The county was named for Col. Thomas L. Kane, a friend of the Mormon settlers.
County QuickFacts: CensusBureau Quick Facts
The county's prehistoric Indian dwellers were part of the Anasazi Culture. Archaeologists have recorded hundreds of sites on Fifty Mile Mountain within the Glen Canyon National Recreation Area, but few have been excavated because of their remoteness. The Southern Paiutes occupied the county in historic times.
Several towns, including Kanab, were first settled in the mid-1860s and then abandoned. Kanab was resettled in 1870 by Levi Stewart and others at the request of Brigham Young. In March 1874 Young encouraged the formation of a United Order at Orderville. Although United Orders were organized in many Utah towns, including Kanab, the Orderville experiment in communal living was more successful and longer-lived, making this town unique among Utah settlements. By the 1880s Mormon church support had become lukewarm, and the United Order of Orderville was dissolved.
During the 19th and early 20th centuries a majority of the county's residents were farmers or ranchers. In 1922 when Deadwood Coach with Tom Mix was filmed in Kane County, the Parry brothers of Kanab led in the development of lodging, food, and other services for film crews, and by the 1930s Kanab was called Little Hollywood because so many movies were made there. The 1920s and 1930s also saw Kanab become a tourist center for visitors to Bryce Canyon, Zion, and Grand Canyon National Parks. During the construction of Glen Canyon Dam near Page, Arizona, which began in 1956, Kanab's population doubled and the economy boomed. The creation of Lake Powell, one of Utah's major recreational sites, brought new service industries connected with boating and fishing to the area, especially the Bullfrog Basin Marina in the extreme northeast corner of the county.

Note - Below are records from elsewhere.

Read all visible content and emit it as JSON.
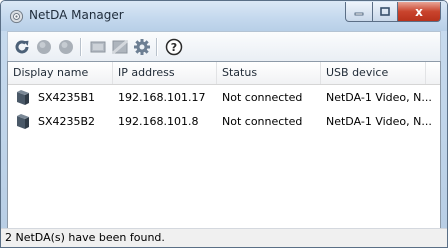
{
  "window": {
    "title": "NetDA Manager",
    "close_glyph": "x",
    "icon": "gear-app-icon"
  },
  "toolbar": {
    "buttons": [
      {
        "name": "refresh",
        "icon": "refresh-icon",
        "enabled": true
      },
      {
        "name": "connect",
        "icon": "circle-icon",
        "enabled": false
      },
      {
        "name": "disconnect",
        "icon": "circle-icon",
        "enabled": false
      },
      {
        "name": "display",
        "icon": "screen-icon",
        "enabled": false
      },
      {
        "name": "fullscreen",
        "icon": "screen-icon",
        "enabled": false
      },
      {
        "name": "settings",
        "icon": "gear-icon",
        "enabled": true
      },
      {
        "name": "help",
        "icon": "help-icon",
        "enabled": true
      }
    ],
    "help_glyph": "?"
  },
  "list": {
    "columns": [
      "Display name",
      "IP address",
      "Status",
      "USB device"
    ],
    "rows": [
      {
        "display_name": "SX4235B1",
        "ip": "192.168.101.17",
        "status": "Not connected",
        "usb": "NetDA-1 Video, N..."
      },
      {
        "display_name": "SX4235B2",
        "ip": "192.168.101.8",
        "status": "Not connected",
        "usb": "NetDA-1 Video, N..."
      }
    ]
  },
  "statusbar": {
    "text": "2 NetDA(s) have been found."
  },
  "colors": {
    "accent": "#2e6fb4",
    "close_button": "#c9442d"
  }
}
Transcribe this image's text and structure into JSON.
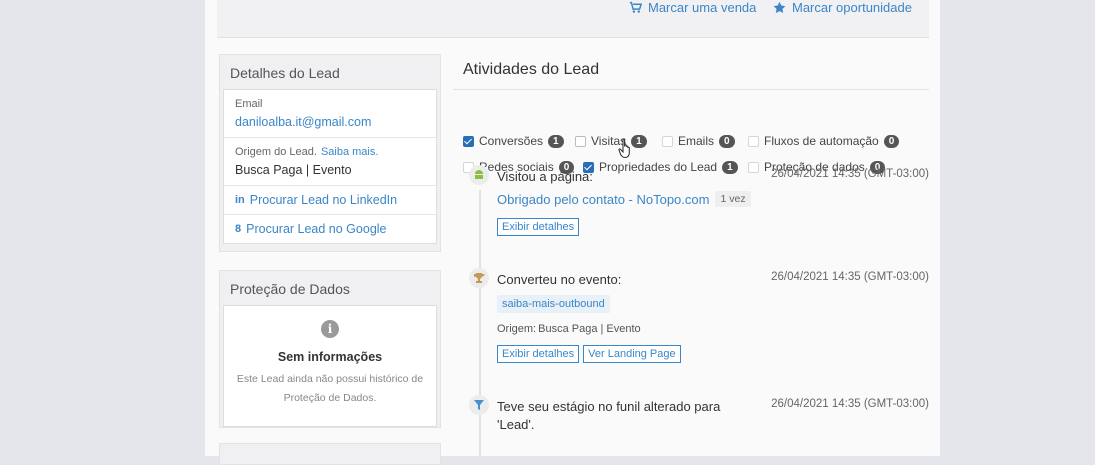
{
  "topbar": {
    "mark_sale": "Marcar uma venda",
    "mark_opportunity": "Marcar oportunidade"
  },
  "lead_details": {
    "title": "Detalhes do Lead",
    "email_label": "Email",
    "email_value": "daniloalba.it@gmail.com",
    "origin_label": "Origem do Lead.",
    "origin_more": "Saiba mais.",
    "origin_value": "Busca Paga | Evento",
    "linkedin_label": "Procurar Lead no LinkedIn",
    "linkedin_icon": "in",
    "google_label": "Procurar Lead no Google",
    "google_icon": "8"
  },
  "data_protection": {
    "title": "Proteção de Dados",
    "empty_icon": "i",
    "empty_heading": "Sem informações",
    "empty_desc_line1": "Este Lead ainda não possui histórico de",
    "empty_desc_line2": "Proteção de Dados."
  },
  "activities": {
    "title": "Atividades do Lead",
    "filters": [
      {
        "label": "Conversões",
        "count": "1",
        "checked": true
      },
      {
        "label": "Visitas",
        "count": "1",
        "checked": false
      },
      {
        "label": "Emails",
        "count": "0",
        "checked": false
      },
      {
        "label": "Fluxos de automação",
        "count": "0",
        "checked": false
      },
      {
        "label": "Redes sociais",
        "count": "0",
        "checked": false
      },
      {
        "label": "Propriedades do Lead",
        "count": "1",
        "checked": true
      },
      {
        "label": "Proteção de dados",
        "count": "0",
        "checked": false
      }
    ],
    "events": [
      {
        "title": "Visitou a página:",
        "date": "26/04/2021 14:35 (GMT-03:00)",
        "page_link": "Obrigado pelo contato - NoTopo.com",
        "visits": "1 vez",
        "details_btn": "Exibir detalhes"
      },
      {
        "title": "Converteu no evento:",
        "date": "26/04/2021 14:35 (GMT-03:00)",
        "event_tag": "saiba-mais-outbound",
        "origin_label": "Origem:",
        "origin_value": "Busca Paga | Evento",
        "details_btn": "Exibir detalhes",
        "landing_btn": "Ver Landing Page"
      },
      {
        "title": "Teve seu estágio no funil alterado para 'Lead'.",
        "date": "26/04/2021 14:35 (GMT-03:00)"
      }
    ]
  },
  "colors": {
    "accent": "#3a86c8",
    "badge": "#555555",
    "checked": "#2a6fb5"
  },
  "icons": [
    "cart-icon",
    "star-icon",
    "info-icon",
    "android-icon",
    "trophy-icon",
    "funnel-icon",
    "linkedin-icon",
    "google-icon"
  ]
}
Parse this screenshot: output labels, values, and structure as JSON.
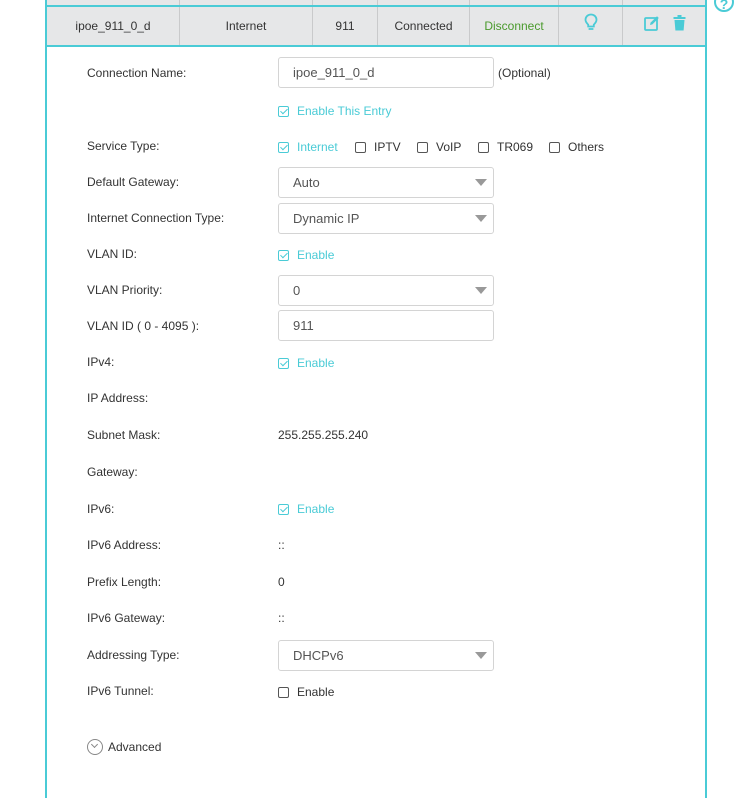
{
  "summary": {
    "name": "ipoe_911_0_d",
    "service": "Internet",
    "vlan": "911",
    "status": "Connected",
    "action": "Disconnect"
  },
  "form": {
    "connection_name": {
      "label": "Connection Name:",
      "value": "ipoe_911_0_d",
      "optional": "(Optional)"
    },
    "enable_entry": {
      "label": "Enable This Entry",
      "checked": true
    },
    "service_type": {
      "label": "Service Type:",
      "options": [
        {
          "label": "Internet",
          "checked": true
        },
        {
          "label": "IPTV",
          "checked": false
        },
        {
          "label": "VoIP",
          "checked": false
        },
        {
          "label": "TR069",
          "checked": false
        },
        {
          "label": "Others",
          "checked": false
        }
      ]
    },
    "default_gateway": {
      "label": "Default Gateway:",
      "value": "Auto"
    },
    "connection_type": {
      "label": "Internet Connection Type:",
      "value": "Dynamic IP"
    },
    "vlan_id_enable": {
      "label": "VLAN ID:",
      "option": "Enable",
      "checked": true
    },
    "vlan_priority": {
      "label": "VLAN Priority:",
      "value": "0"
    },
    "vlan_id_value": {
      "label": "VLAN ID ( 0 - 4095 ):",
      "value": "911"
    },
    "ipv4": {
      "label": "IPv4:",
      "option": "Enable",
      "checked": true
    },
    "ip_address": {
      "label": "IP Address:",
      "value": ""
    },
    "subnet_mask": {
      "label": "Subnet Mask:",
      "value": "255.255.255.240"
    },
    "gateway": {
      "label": "Gateway:",
      "value": ""
    },
    "ipv6": {
      "label": "IPv6:",
      "option": "Enable",
      "checked": true
    },
    "ipv6_address": {
      "label": "IPv6 Address:",
      "value": "::"
    },
    "prefix_length": {
      "label": "Prefix Length:",
      "value": "0"
    },
    "ipv6_gateway": {
      "label": "IPv6 Gateway:",
      "value": "::"
    },
    "addressing_type": {
      "label": "Addressing Type:",
      "value": "DHCPv6"
    },
    "ipv6_tunnel": {
      "label": "IPv6 Tunnel:",
      "option": "Enable",
      "checked": false
    },
    "advanced": "Advanced"
  },
  "colors": {
    "accent": "#4acbd6",
    "disconnect": "#4a9a2c",
    "row_bg": "#e6e7e8"
  },
  "icons": {
    "help": "help-circle-icon",
    "light": "lightbulb-icon",
    "edit": "edit-icon",
    "delete": "trash-icon",
    "advanced": "chevron-down-circle-icon"
  }
}
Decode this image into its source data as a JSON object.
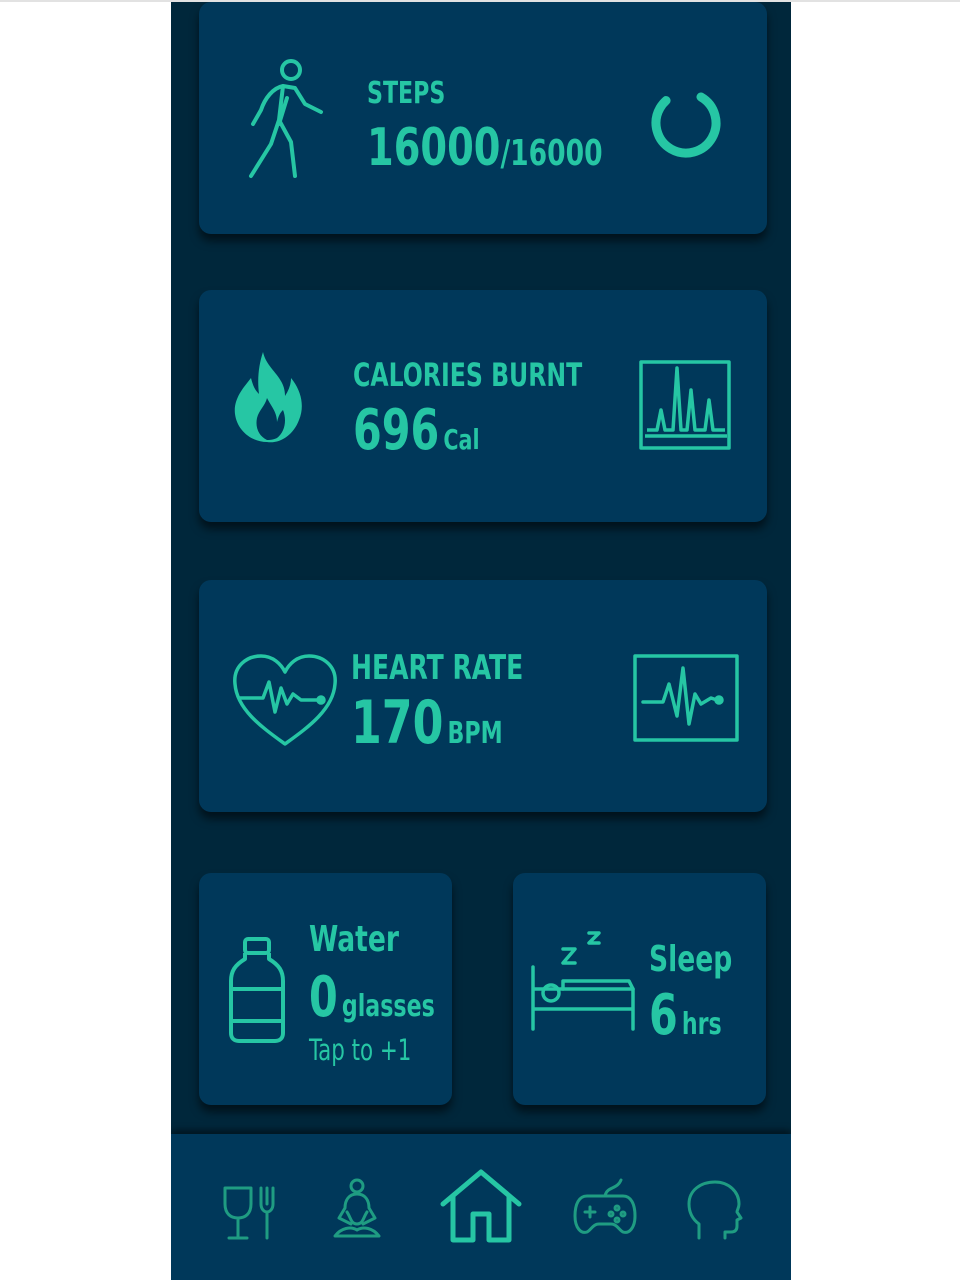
{
  "steps": {
    "label": "STEPS",
    "value": "16000",
    "goal": "/16000",
    "progress": 0.8
  },
  "calories": {
    "label": "CALORIES BURNT",
    "value": "696",
    "unit": "Cal"
  },
  "heart": {
    "label": "HEART RATE",
    "value": "170",
    "unit": "BPM"
  },
  "water": {
    "label": "Water",
    "value": "0",
    "unit": "glasses",
    "hint": "Tap to +1"
  },
  "sleep": {
    "label": "Sleep",
    "value": "6",
    "unit": "hrs",
    "zz": "z z"
  },
  "nav": {
    "items": [
      "diet-icon",
      "meditation-icon",
      "home-icon",
      "games-icon",
      "mind-icon"
    ],
    "active": "home-icon"
  },
  "colors": {
    "bg": "#00273b",
    "card": "#00385a",
    "accent": "#26c6a4"
  }
}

Enormous coal reserves in the Kaiparowits Plateau and Alton fields are Kane County's most important natural resource and may, when environmental issues are resolved, dictate a new economic future based on mining.
*Sources: Beehive History 14: Utah Counties. 1988. Utah State Historical Society, 300 Rio Grande, Salt Lake City, UT 84101-1182.
As reported by the Census Bureau, the county has a total area of 4,108 square miles (10,641 km2), of
which, 3,992 square miles (10,339 km2) of it is land and 116 square miles (302 km2) of it (2.83%) is water. The
Colorado River, reformed as Lake Powell, forms its eastern boundary. Arizona lies on the southern boundary.
Grand Staircase-Escalante National Monument covers much of the county. A rugged and inhospitable country of
deserts, mountains and cliffs makes up the terrain, with breath-taking scenery in every area. Parts of Bryce
Canyon National Park and Zion National Park extend into the northern and western portions of the county. The
eastern part of the county is comprised of part of the Glen Canyon National Recreation Area.
Bordering counties are as follows: